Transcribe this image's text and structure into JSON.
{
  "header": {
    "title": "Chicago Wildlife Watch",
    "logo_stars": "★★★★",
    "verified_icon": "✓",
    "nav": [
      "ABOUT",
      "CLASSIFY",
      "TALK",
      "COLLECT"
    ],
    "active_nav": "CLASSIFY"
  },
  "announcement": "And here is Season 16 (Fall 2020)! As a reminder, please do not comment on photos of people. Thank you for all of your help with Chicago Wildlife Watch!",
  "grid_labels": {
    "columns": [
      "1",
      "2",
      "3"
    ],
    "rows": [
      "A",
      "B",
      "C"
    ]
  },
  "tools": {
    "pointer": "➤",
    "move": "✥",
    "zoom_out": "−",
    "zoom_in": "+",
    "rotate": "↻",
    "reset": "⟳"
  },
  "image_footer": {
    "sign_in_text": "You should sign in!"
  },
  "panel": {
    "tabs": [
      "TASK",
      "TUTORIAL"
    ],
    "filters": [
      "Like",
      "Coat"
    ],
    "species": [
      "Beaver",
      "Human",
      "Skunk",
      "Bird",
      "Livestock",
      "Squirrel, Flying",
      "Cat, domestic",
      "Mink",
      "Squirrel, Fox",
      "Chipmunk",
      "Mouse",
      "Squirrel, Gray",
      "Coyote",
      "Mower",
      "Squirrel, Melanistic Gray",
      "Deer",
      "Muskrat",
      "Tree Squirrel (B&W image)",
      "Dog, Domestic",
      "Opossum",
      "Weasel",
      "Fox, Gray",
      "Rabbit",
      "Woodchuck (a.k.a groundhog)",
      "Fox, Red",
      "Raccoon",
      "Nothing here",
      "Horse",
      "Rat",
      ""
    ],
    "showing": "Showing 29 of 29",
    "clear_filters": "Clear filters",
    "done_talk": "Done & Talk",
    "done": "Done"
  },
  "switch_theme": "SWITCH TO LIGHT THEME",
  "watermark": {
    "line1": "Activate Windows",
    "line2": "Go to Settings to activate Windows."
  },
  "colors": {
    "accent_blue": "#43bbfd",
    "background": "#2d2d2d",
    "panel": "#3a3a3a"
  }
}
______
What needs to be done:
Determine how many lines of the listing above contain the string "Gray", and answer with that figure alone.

Output of the task:
3